In the 20th century, Eugene Debs and Norman Thomas were probably the highest-profile U.S. men who identified as democratic socialists. Debs was pivotal in the 1894 Pullman railroad strike, fought for workers’ rights, and was a prominent anti-war activist. Running for president in 1920 from behind bars because of his anti-war crusade, he won nearly a million votes.
Norman Thomas followed Debs in leading the Socialist Party. A Presbyterian minister, he was a pacifist and Christian socialist who opposed racism and Japanese internment and supported women’s suffrage and labor rights. Martin Luther King Jr. praised Thomas effusively, telling him: “I can think of no man who has done more than you to inspire the vision of a society free of injustice and exploitation.”

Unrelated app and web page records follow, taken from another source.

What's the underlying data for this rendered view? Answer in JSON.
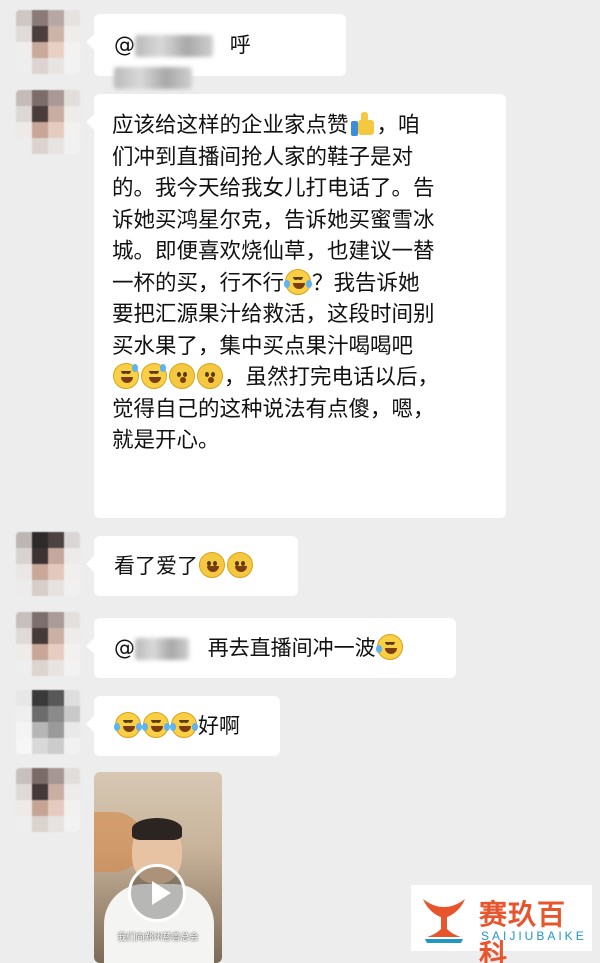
{
  "messages": [
    {
      "id": "m1",
      "mention_prefix": "@",
      "text": "呼",
      "type": "mention"
    },
    {
      "id": "m2",
      "lines": [
        "应该给这样的企业家点赞",
        "，咱",
        "们冲到直播间抢人家的鞋子是对",
        "的。我今天给我女儿打电话了。告",
        "诉她买鸿星尔克，告诉她买蜜雪冰",
        "城。即便喜欢烧仙草，也建议一替",
        "一杯的买，行不行",
        "？我告诉她",
        "要把汇源果汁给救活，这段时间别",
        "买水果了，集中买点果汁喝喝吧",
        "，虽然打完电话以后，",
        "觉得自己的这种说法有点傻，嗯，",
        "就是开心。"
      ],
      "emoji": [
        "thumbs-up-icon",
        "tears-of-joy-icon",
        "sweat-smile-icon",
        "flushed-icon"
      ]
    },
    {
      "id": "m3",
      "text": "看了爱了",
      "emoji": [
        "smile-icon",
        "smile-icon"
      ]
    },
    {
      "id": "m4",
      "mention_prefix": "@",
      "text": "再去直播间冲一波",
      "emoji": [
        "rofl-icon"
      ]
    },
    {
      "id": "m5",
      "text": "好啊",
      "emoji": [
        "tears-of-joy-icon",
        "tears-of-joy-icon",
        "tears-of-joy-icon"
      ]
    },
    {
      "id": "m6",
      "type": "video",
      "caption": "我们向郑州慈善总会"
    }
  ],
  "watermark": {
    "title": "赛玖百科",
    "subtitle": "SAIJIUBAIKE",
    "color_title": "#e8542c",
    "color_sub": "#1f97c7"
  },
  "colors": {
    "background": "#ededed",
    "bubble": "#ffffff"
  }
}
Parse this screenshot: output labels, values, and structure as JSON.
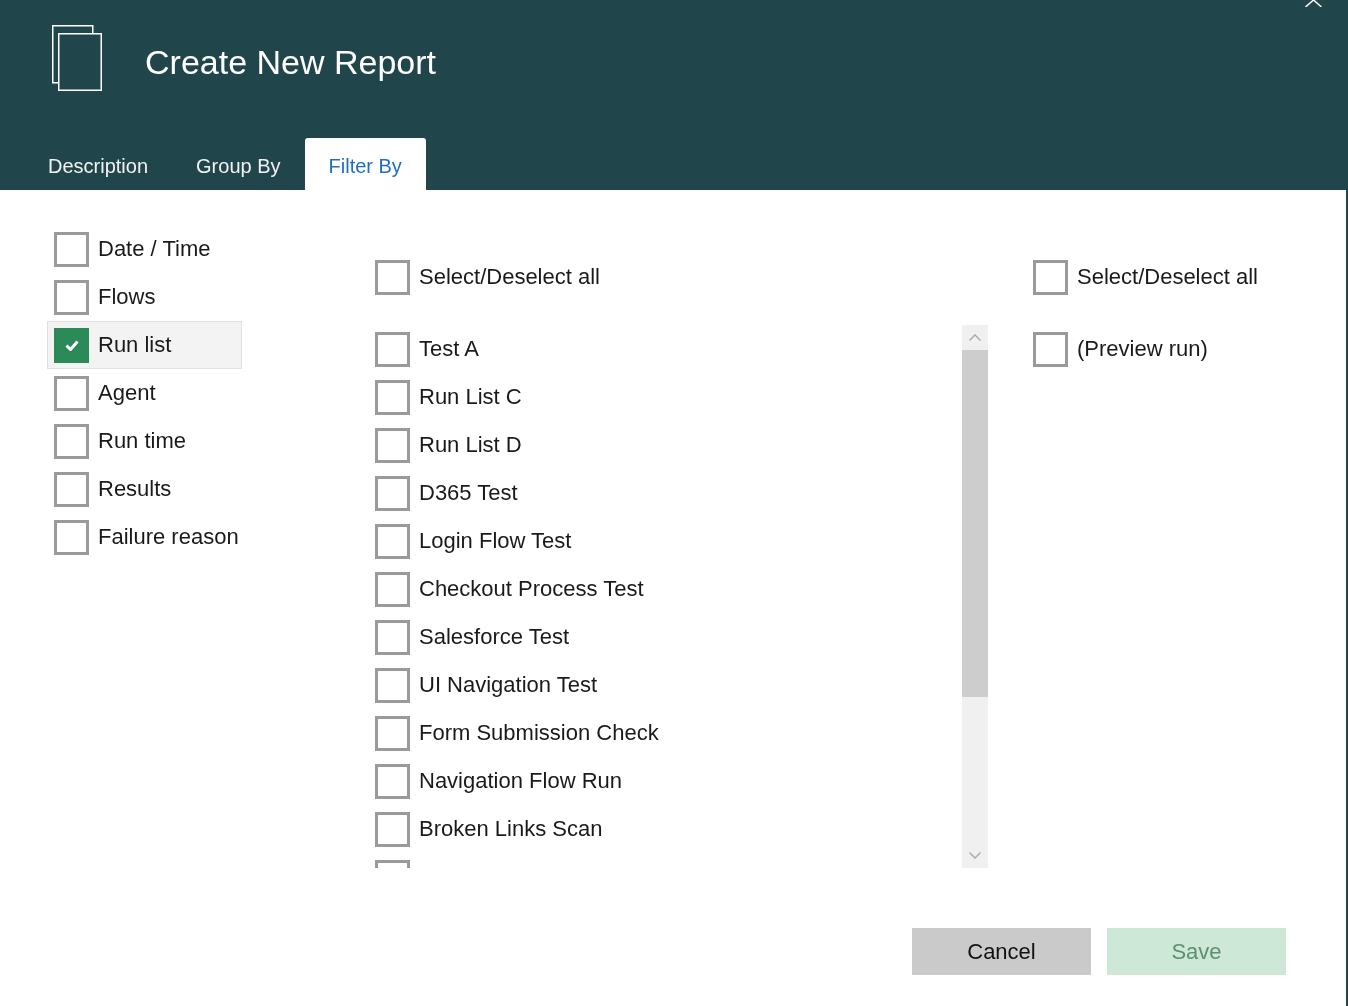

Debs and Thomas were Socialist Party heads, but many other Americans, famous for reasons besides their politics, were also staunch socialists. Take Helen Keller. Tales lauding her perseverance usually omit her commitment to socialism. She gave numerous speeches opposing war and encouraging workers to organize. King is best known as a champion of civil rights, but he also opposed war and colonialism and regarded democratic socialism as the logical extension of the civil rights struggle. As early as 1952, he was writing, “I am much more socialistic in my economic theory than capitalistic…capitalism has outlived its usefulness.” In 1961, he prophesied, “Call it democracy, or call it democratic socialism, but there must be a better distribution of wealth within this country for all God’s children.” In March 1967 comments, King declared that “the evils of capitalism are as real as the evils of militarism and evils of racism.”
Although King initially advocated gradualism, he became increasingly radicalized. In 1967, he proclaimed, “we must recognize that we can’t solve our problem now until there is a radical redistribution of economic and political power…this means a revolution of values.” In an April 4, 1967 speech, King called for a society governed by the democratic socialist idea of ‘people over profit’: “We must rapidly begin the shift from a thing-oriented society to a person-oriented society.” He wanted a “gigantic Marshall Plan” for the poor and was killed organizing Memphis sanitation workers. Before his assassination, he’d planned to organize a coalition that included African-Americans, poor whites from Appalachia and rural areas, Latinx farmworkers, and Native Americans to march on Washington and demand an economic and social bill of rights.
The modern celebration of May Day originated in the United States amid a different wave of organizing. The Knights of Labor, American Federation of Labor, and other unions were fighting to win the eight-hour workday. They used a series of strikes and protests on May 1, 1886 to pressure capitalists. Thousands of workers took to the streets. On May 3, at a demonstration in Chicago’s Haymarket Square, police clashed with protesters. Someone in the crowd threw a bomb, prompting violence and a number of deaths. The government and corporations took the Haymarket Square riots as a pretext to crack down on leftists. Eight men were tried for the bombing and convicted on flimsy evidence—four died and one took his own life.
Internationally, socialists and communists began commemorating the occasion and named May 1 International Workers’ Day. The federal government moved Labor Day to September to symbolically disconnect our workers’ movement from the rest of the world—this despite May Day’s U.S. origins.
It’s time to rethink U.S. history. Democratic socialism isn’t a foreign import. It’s American, and it has been as long as the modern United States has existed. Bringing back May Day celebrations today would be one step towards acknowledging that important fact.